I am an escalator climber. Ninety-nine per cent of the time*, I will take the climbing lane (which in London is the left lane, odd because on the roads they overtake on the right).
When I get off my Tube train, there is usually two train-fulls of commuters shuffling to get on the escalator. I immediately migrate to the left of the crowd to get into the climbing lane. This is an imaginary lane — it’s not until you get to the escalator that the climbing and standing lanes are defined.
It can be a teeny bit frustrating when I stand behind someone who turns out to be an escalator stander. It means either I haven’t moved far enough to the left or some stander has cheated by illegally using the faster climbing lane to get into prime position.
So every morning I play a game where I try to stand behind people who look like climbers. It’s trickier than it should be. Sometimes, perfectly healthy looking men in suits and flat shoes turn out to be lazy standers. Then you have women with dangerously high heels who turn out to be climbers. One trend that is clear, though, is the fatter the person, the more likely that they are standers.
This makes me think of positive (self-reinforcing) feedback loops.
Five floors is not a lot.
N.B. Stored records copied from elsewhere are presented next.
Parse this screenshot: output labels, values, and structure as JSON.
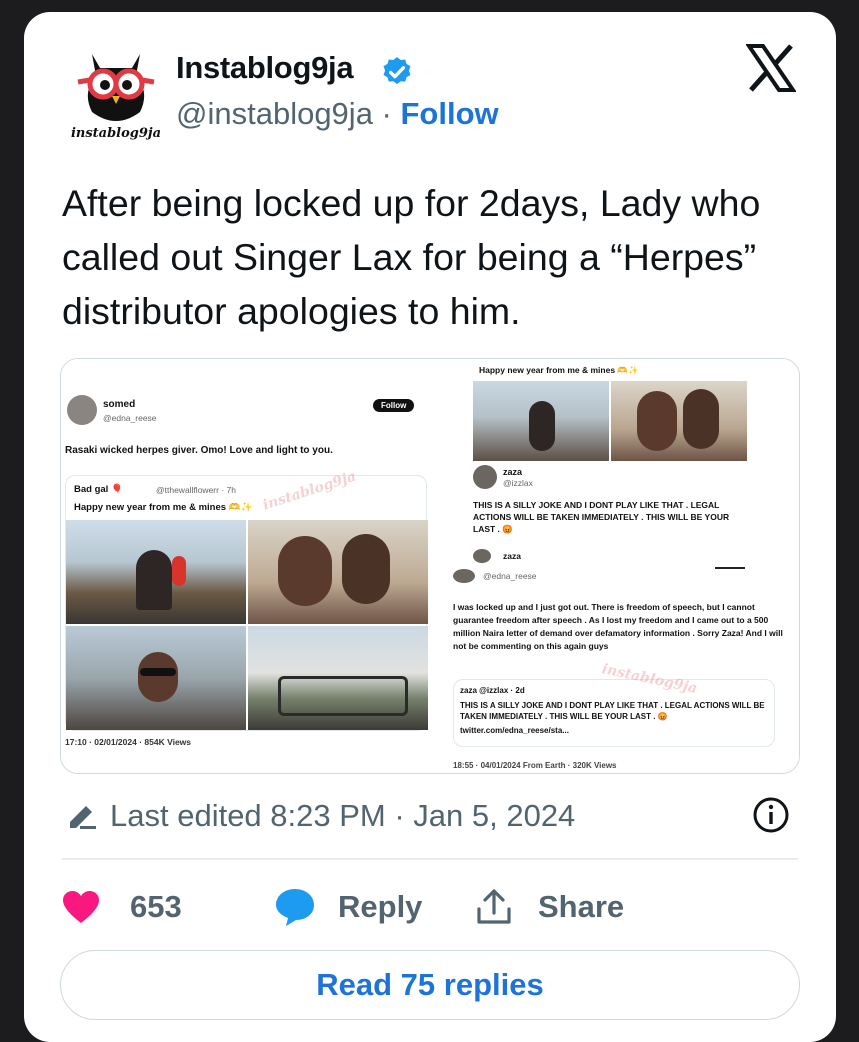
{
  "header": {
    "name": "Instablog9ja",
    "handle": "@instablog9ja",
    "separator": " · ",
    "follow_label": "Follow",
    "avatar_word": "instablog9ja",
    "verified_color": "#1d9bf0"
  },
  "tweet": {
    "text": "After being locked up for 2days, Lady who called out Singer Lax for being a “Herpes” distributor apologies to him."
  },
  "media": {
    "left": {
      "user_name": "somed",
      "user_handle": "@edna_reese",
      "follow_label": "Follow",
      "post_text": "Rasaki wicked herpes giver. Omo! Love and light to you.",
      "quoted_name": "Bad gal 🎈",
      "quoted_handle": "@tthewallflowerr · 7h",
      "quoted_text": "Happy new year from me & mines 🫶✨",
      "timestamp": "17:10 · 02/01/2024 · 854K Views",
      "watermark": "instablog9ja"
    },
    "right": {
      "top_text": "Happy new year from me & mines 🫶✨",
      "reply_name": "zaza",
      "reply_handle": "@izzlax",
      "reply_text": "THIS IS A SILLY JOKE AND I DONT PLAY LIKE THAT . LEGAL ACTIONS WILL BE TAKEN IMMEDIATELY . THIS WILL BE YOUR LAST . 😡",
      "reply2_name": "zaza",
      "apology_handle": "@edna_reese",
      "apology_text": "I was locked up and I just got out. There is freedom of speech, but I cannot guarantee freedom after speech . As I lost my freedom and I came out to a 500 million Naira letter of demand over defamatory information . Sorry Zaza! And I will not be commenting on this again guys",
      "quote_header": "zaza @izzlax · 2d",
      "quote_text": "THIS IS A SILLY JOKE AND I DONT PLAY LIKE THAT . LEGAL ACTIONS WILL BE TAKEN IMMEDIATELY . THIS WILL BE YOUR LAST . 😡",
      "quote_link": "twitter.com/edna_reese/sta...",
      "timestamp": "18:55 · 04/01/2024 From Earth · 320K Views",
      "watermark": "instablog9ja"
    }
  },
  "footer": {
    "edited_text": "Last edited 8:23 PM · Jan 5, 2024",
    "likes_count": "653",
    "reply_label": "Reply",
    "share_label": "Share",
    "read_replies_label": "Read 75 replies",
    "like_color": "#f91880",
    "reply_color": "#1d9bf0"
  },
  "icons": [
    "owl-avatar-icon",
    "verified-badge-icon",
    "x-logo-icon",
    "pencil-icon",
    "info-icon",
    "heart-icon",
    "reply-bubble-icon",
    "share-icon"
  ]
}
It takes me about two minutes, which is about the same time as it takes to wait for a lift and stop at all the floors in between (which is what happens at rush hour). I’ve avoided taking the stairs because (I know this sounds weird) I felt embarrassed walking past the crowd waiting for the lift. I felt especially embarrassed if someone in that crowd knows I work on the fifth floor because they, too, work on the fifth floor. In that context, being a shown to be a stair climber seems self-righteous and snobbish.
So now I breeze past the lift crowd, (a) avoiding eye contact with anyone I might know, and (b) pretending I only need to go to the first floor.
(If someone gets in the lift on the ground floor and gets off on the first floor, I have nothing but ridicule for them. Unless they have a disability, like a limp.)
The main reason I climb stairs and escalators is to build up my chocolate consumption credit. Also, as someone told Damjan, who told me, there will come a time in my life when I physically don’t have the option to climb stairs (and, of course, climbing stairs now can delay that future deterioration of my body).
*I stand on escalators when I’m with someone else and I want to continue a conversation and in case they don’t want to climb.